- By Natasha Haubold
- May 23, 2000
The U.S. Geological Survey has been whooping it up lately, thanks to new
World Wide Web sites that monitor the birth and growth of cranes and the
migration of pintail ducks.
The April birth of two whooping crane chicks was broadcast live on a
special USGS Web page at whoopers.usgs.gov. Pictures
of the chicks' progress are included on the site daily, and it also includes
interesting anecdotes and crane rearing techniques.
The endangered birds, raised at a USGS breeding facility in Maryland,
will be released in Florida in hopes of re-establishing a whooping crane
population in the United States, a USGS spokesperson said.
The whooping crane site is not USGS' only interactive Internet location
for bird lovers. The agency has been tracking the migration of female pintail
ducks from California to Canada to their nesting grounds in Alaska and posting
their progress on the Web at www.werc.usgs.gov/pinsat.
By attaching satellite transmitters to the ducks, USGS waterfowl biologists
can track their locations. National Oceanic and Atmospheric Administration
satellites receive the transmissions and can determine a duck's location
through the changes in Doppler radar readings.
"For the first time we will be able to track this species," said Michael
Miller, a USGS biologist. "This new knowledge will aid conservation programs
for pintails all along their migration routes"
Biologists post each duck's daily position on the Web. Biologists add
pertinent information about the birds' movements, including weather conditions
and descriptions of surrounding habitats in a weekly journal.

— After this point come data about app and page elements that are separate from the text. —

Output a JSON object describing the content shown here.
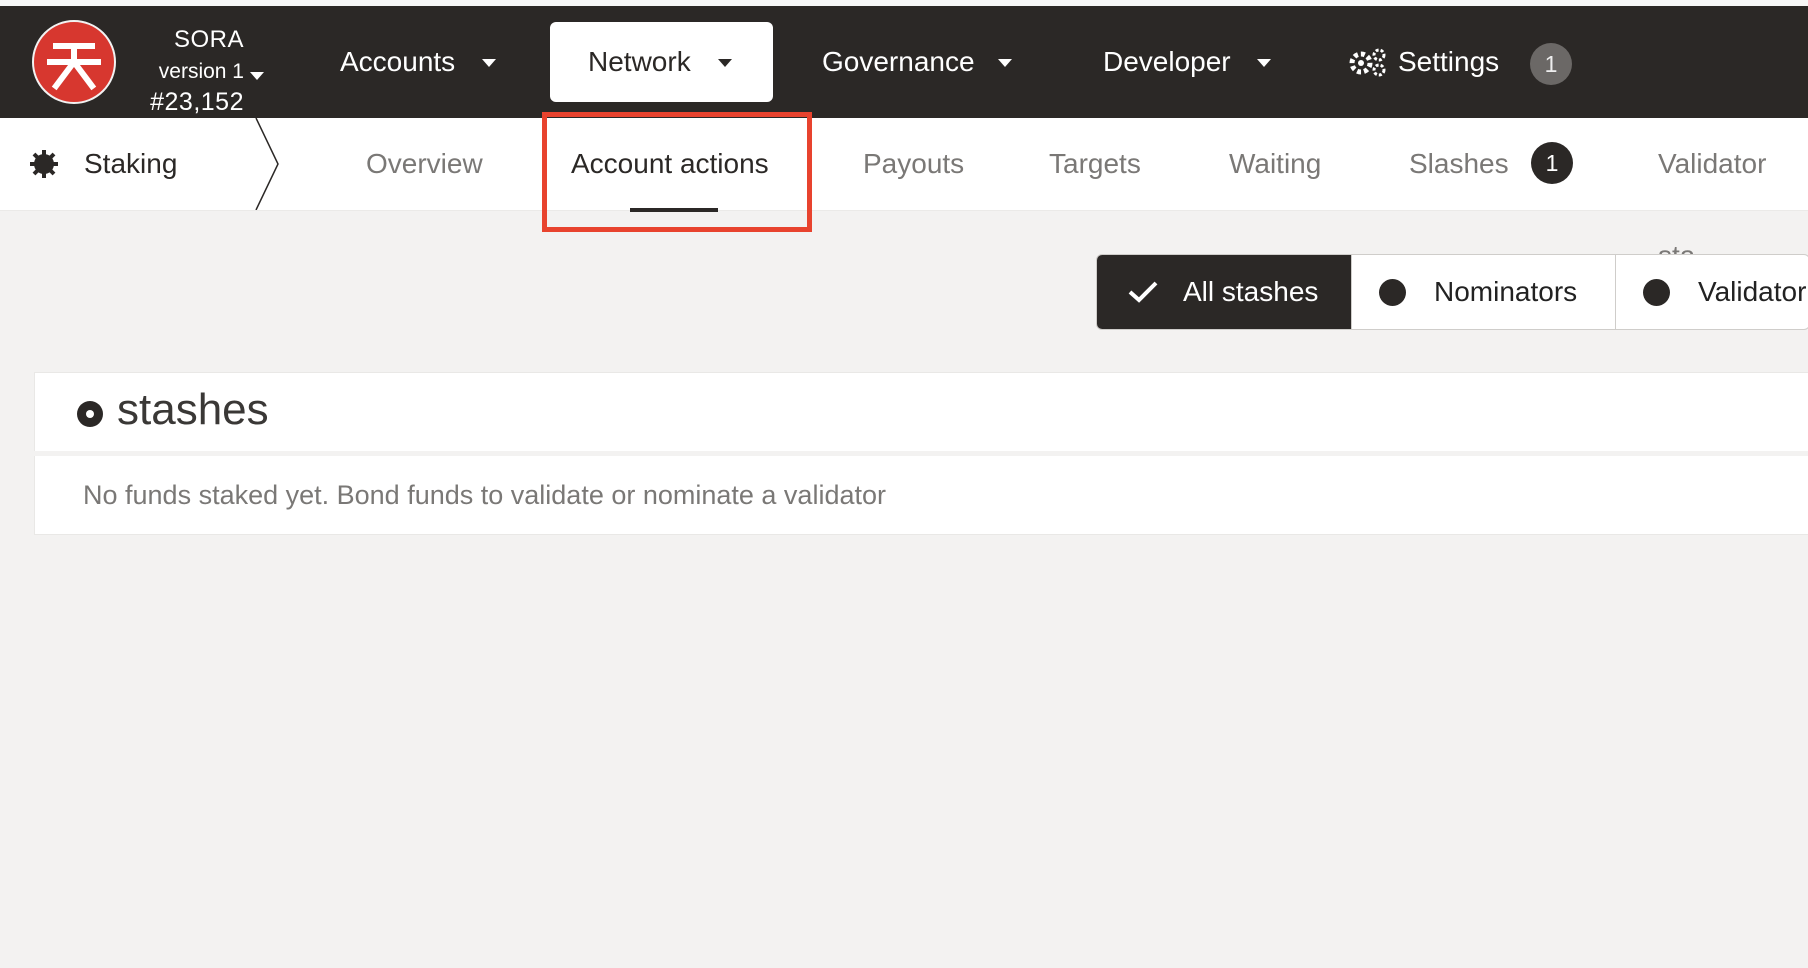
{
  "chain": {
    "name": "SORA",
    "version": "version 1",
    "block": "#23,152"
  },
  "nav": {
    "accounts": "Accounts",
    "network": "Network",
    "governance": "Governance",
    "developer": "Developer",
    "settings": "Settings",
    "settings_badge": "1"
  },
  "section": "Staking",
  "tabs": {
    "overview": "Overview",
    "account_actions": "Account actions",
    "payouts": "Payouts",
    "targets": "Targets",
    "waiting": "Waiting",
    "slashes": "Slashes",
    "slashes_badge": "1",
    "validator_stats": "Validator sta"
  },
  "filters": {
    "all": "All stashes",
    "nominators": "Nominators",
    "validators": "Validator"
  },
  "panel": {
    "title": "stashes",
    "empty": "No funds staked yet. Bond funds to validate or nominate a validator"
  },
  "colors": {
    "brand": "#d7372f",
    "topbar": "#2b2826",
    "highlight": "#e8432e"
  }
}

The crane and duck Web sites are used to educate people about endangered
species and are made possible through partnerships with state, federal and